He's talking about their generation

College students may not agree with everything Paul Rogat Loeb has to say about them, but they have to admit he's done his homework.

That's more than he can say for some of you.


Mr. Loeb began researching this book in the early '80s while lecturing on college campuses about citizen involvement in critical public issues. He followed this up with hundreds of student interviews from 1987 through 1993. The observations and questions that arose from those interviewed, and Mr. Loeb's passionate analysis of his subjects' responses, make up the bulk of "Generation at the Crossroads."

In fairness, the book balances each story of failure and apathy with one of success and activism. The book's subtitle, "Apathy and Action on the American Campus," perfectly summarizes this even-handed approach to the contemporary campus.


Some students drink, some don't; some are politically involved, some aren't; some think they can change the world, some don't know how to change their major.

Mr. Loeb deserves immediate credit for not patronizing this generation.

He has seen, as few people in the media have, that America's youths are too dynamic and diverse to be categorized as slackers or Generation Xers or even the MTV generation.
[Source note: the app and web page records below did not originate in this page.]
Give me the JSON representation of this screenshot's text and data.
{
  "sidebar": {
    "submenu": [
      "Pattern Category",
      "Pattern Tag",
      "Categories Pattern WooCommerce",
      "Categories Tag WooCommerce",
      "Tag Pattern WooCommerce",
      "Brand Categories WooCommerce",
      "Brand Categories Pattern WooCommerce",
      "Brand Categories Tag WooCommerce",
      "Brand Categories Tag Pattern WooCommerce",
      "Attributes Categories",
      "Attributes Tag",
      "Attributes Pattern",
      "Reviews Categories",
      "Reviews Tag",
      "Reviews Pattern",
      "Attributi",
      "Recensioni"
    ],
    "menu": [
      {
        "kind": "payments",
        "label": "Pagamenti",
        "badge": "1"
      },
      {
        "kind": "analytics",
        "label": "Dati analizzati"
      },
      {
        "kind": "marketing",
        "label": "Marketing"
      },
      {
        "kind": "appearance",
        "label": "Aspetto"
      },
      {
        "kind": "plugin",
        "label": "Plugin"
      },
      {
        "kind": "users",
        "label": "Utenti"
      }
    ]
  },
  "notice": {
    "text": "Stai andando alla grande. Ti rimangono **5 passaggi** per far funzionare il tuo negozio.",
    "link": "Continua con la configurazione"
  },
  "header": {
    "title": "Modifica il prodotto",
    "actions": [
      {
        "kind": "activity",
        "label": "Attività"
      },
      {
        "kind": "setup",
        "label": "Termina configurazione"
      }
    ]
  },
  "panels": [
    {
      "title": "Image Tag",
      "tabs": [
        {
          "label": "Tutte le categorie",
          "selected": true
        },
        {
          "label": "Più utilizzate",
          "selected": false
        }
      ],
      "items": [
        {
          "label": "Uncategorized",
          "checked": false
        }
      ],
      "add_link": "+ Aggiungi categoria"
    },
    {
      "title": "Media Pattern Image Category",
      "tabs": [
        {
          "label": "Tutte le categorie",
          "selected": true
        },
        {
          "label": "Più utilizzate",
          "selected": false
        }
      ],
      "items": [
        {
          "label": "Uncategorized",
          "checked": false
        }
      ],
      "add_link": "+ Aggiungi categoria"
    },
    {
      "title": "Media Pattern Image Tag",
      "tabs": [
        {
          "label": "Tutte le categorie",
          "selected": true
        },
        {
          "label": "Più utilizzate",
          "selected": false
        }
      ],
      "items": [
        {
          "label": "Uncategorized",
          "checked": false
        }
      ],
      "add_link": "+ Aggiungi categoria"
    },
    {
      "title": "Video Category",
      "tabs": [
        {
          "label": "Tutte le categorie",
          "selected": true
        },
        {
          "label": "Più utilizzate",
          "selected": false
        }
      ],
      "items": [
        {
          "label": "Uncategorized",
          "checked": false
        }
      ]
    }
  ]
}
MTV is successful because it doesn't patronize this generation; it doesn't ask 50-year-old reporters to tell an 18-year-old audience what clothes they're wearing and why Rage Against the Machine and Green Day are popular. That approach never sounds genuine, and this generation won't buy it. Pay attention, CNN. You want these kids to watch the news? Talk to them, not at them.

Mr. Loeb talks to them, and he comes to the table with facts and feeling.

"I found that these students were not simply greedy or indifferent: their attitudes were far more complex. I found false the images of a generation almost innately deficient, as if missing some key gene for concern. The students hardly led America's retreat from responsibility. Rather, they had come of age under the sway of political, cultural, and economic currents that convinced citizens in general to seek personal well-being over a common social good."

How did it feel to grow up "with the media fawning over the 'lifestyles of the rich and famous' while savings and loan institutions collapsed, bankruptcies soared, and average real wages continued to fall, opening up a greater gap between rich and poor than at any point since the eve of the Great Depression"?

It felt, and still feels, frightening.

But, as Mr. Loeb points out later, it's no excuse for apathy.


This book will certainly find its way onto a required-reading list for a college course about culture or politics. And it deserves it.

Mr. Loeb is thorough, fair and smart in his approach. He doesn't preach, and he keeps his nostalgia for activism's glory days of the '60s to a modest minimum.

What clouds his message at times is his writing.

The book will probably be read in colleges courses because it reads like a textbook. His writing is often dense and his approach repetitive.

But if read with patience, this book will reward the young people it presents and the older generations who don't understand them.

Mr. Alvarez is a writer and a student at Towson State University.



Title: "Generation at the Crossroads: "Apathy and Action on the American Campus"

Author: Paul Rogat Loeb

Publisher: Rutgers University Press

Length, price: 500 pages, $24.95